I think most of us in the industry realize that this high-rate environment isn’t going to last. I believe it will come down by 2024. Here in the Nashville market, multifamily is still strong. We are building an unbelievable number of apartments. There are several hotel projects we’re involved with, including one in downtown Nashville that we hope to break ground on starting later this year. So, we have an unbelievably thriving commercial market here in this region.
Even so, I have a hard time getting any bank’s credit committee to approve a new construction project right now. They are just a little timid. We are told that they like us, they like the project, but they just are not doing new construction projects at the moment.
As I look at the rest of this year, I think it’s a great time to be a commercial loan broker and to be a commercial bridge lender. This year, our business hasn’t slowed at all. These are happy times for me because the banks are turning down deals that they ought to be making and that’s allowing us to look at deals we should never have the chance to see. So, we are really excited about what 2023 is going to bring.
3 Cities to Watch
Best known as the home of the Kentucky Derby each May, Louisville has a population of about 246,000. Located along the banks of the Ohio River, it is a center for the region’s distillery industry and earned the nickname Bourbon City. Louisville is a major hub for UPS, and it is home to the health care firm Humana Inc. and Yum! Brands, which includes Louisville-based Kentucky Fried Chicken. Other large employers include the University of Louisville and Papa Johns.
The capital of Arkansas is also the state’s largest city with 202,000 residents. Government dominates the local employment picture. Other major employers include the University of Arkansas, Little Rock Air Force Base and the corporate headquarters for clothier Dillard’s Inc. Tourist sites include the Clinton Presidential Center, a museum dedicated to former President Bill Clinton, and the civil rights museum at the Little Rock Central High School National Historic Site.
A center for Mardi Gras festivities, the Louisiana capital has 222,000 residents. The city boasts several colleges, including Louisiana State University, Franciscan Missionaries of Our Lady University, and Southern University and A&M College. Baton Rouge is a transportation center that features one of the country’s largest deep-water ports, which ships items for many industrial companies including ExxonMobil, Dow Chemical and BASF Wyandotte Corp.

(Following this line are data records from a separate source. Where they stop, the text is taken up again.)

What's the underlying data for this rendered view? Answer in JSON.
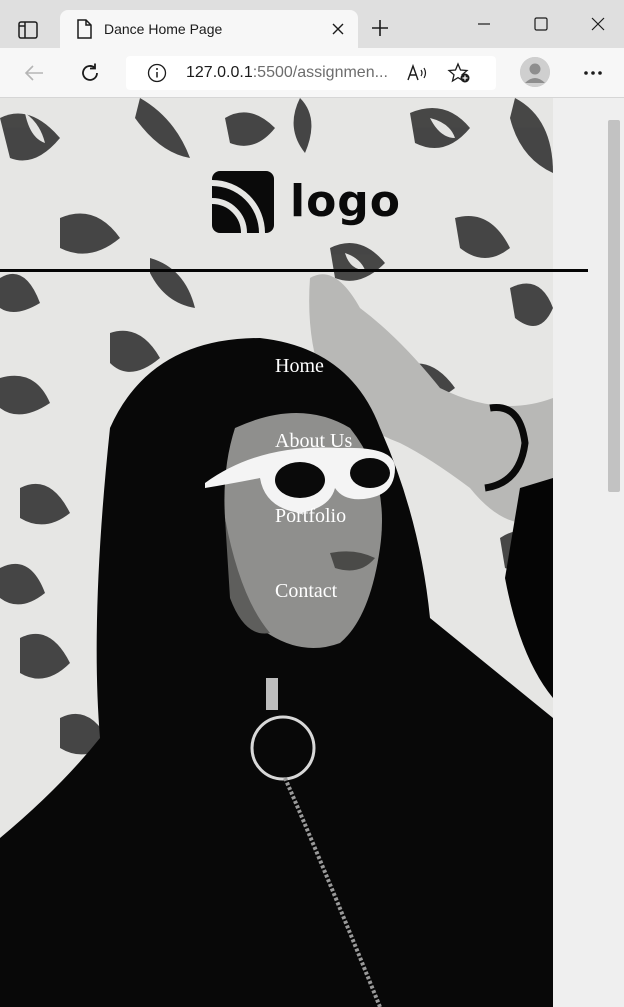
{
  "browser": {
    "tab_title": "Dance Home Page",
    "url_host": "127.0.0.1",
    "url_rest": ":5500/assignmen...",
    "icons": {
      "tab_actions": "tab-actions-icon",
      "page": "page-icon",
      "close": "close-icon",
      "new_tab": "plus-icon",
      "minimize": "minimize-icon",
      "maximize": "maximize-icon",
      "window_close": "window-close-icon",
      "back": "back-arrow-icon",
      "refresh": "refresh-icon",
      "info": "info-icon",
      "read_aloud": "read-aloud-icon",
      "favorites": "favorite-add-icon",
      "profile": "profile-icon",
      "more": "more-icon"
    }
  },
  "site": {
    "logo_text": "logo",
    "nav": [
      {
        "label": "Home"
      },
      {
        "label": "About Us"
      },
      {
        "label": "Portfolio"
      },
      {
        "label": "Contact"
      }
    ]
  },
  "colors": {
    "nav_text": "#ffffff",
    "divider": "#050505",
    "chrome_bg": "#dfdfdf"
  }
}
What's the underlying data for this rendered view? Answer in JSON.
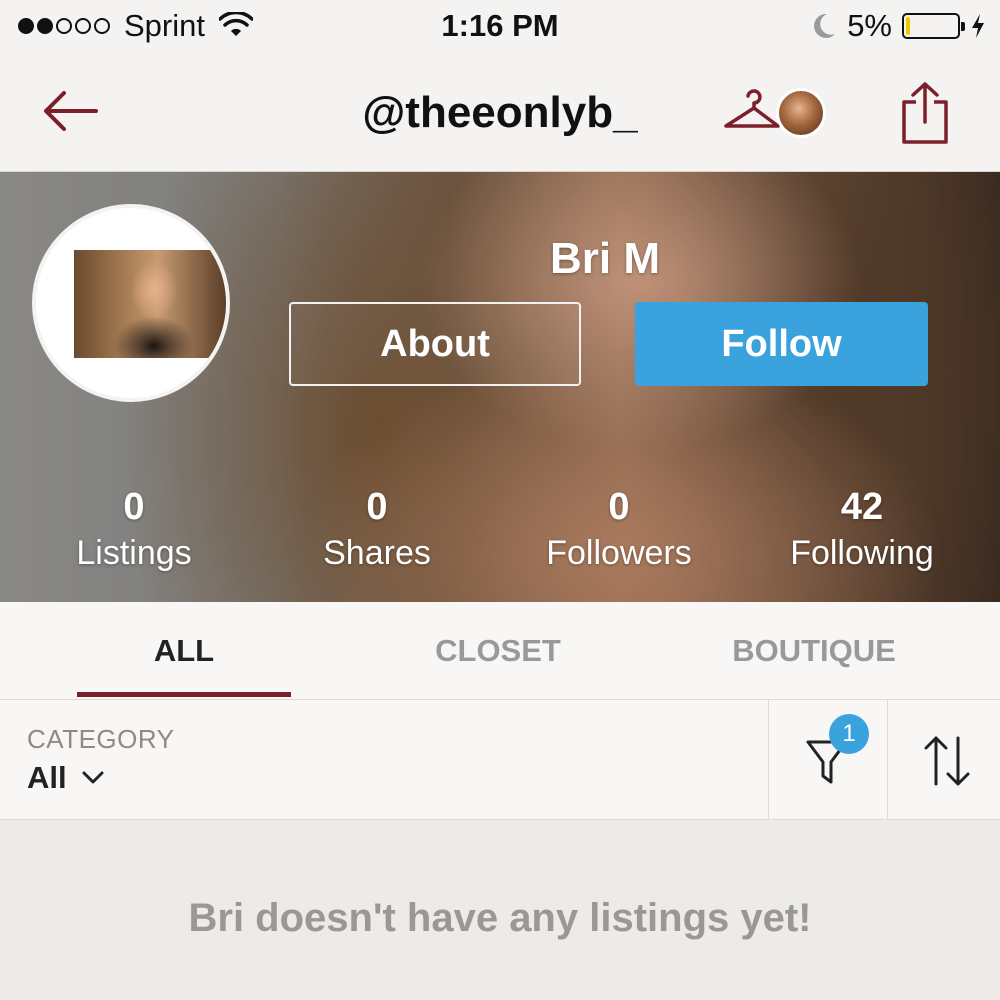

Sources: City-Data.com, City of Little Rock, Clinton Presidential Center, Colliers International, Cushman & Wakefield, Forbes, Discover Arkansas, Daily Memphian, Georgia Department of Economic Development, GoToLouisville.com, Greater Louisville Inc., History.com, IndustrySelect, Memphis Americas Alliance, Mississippi Development Authority, Mississippi Economic Council, National Association of Manufacturers, National Mining Association, The Associated Press, The Courier-Journal, U.S. Department of Agriculture, WorldAtlas.com, World Population Review, Zippia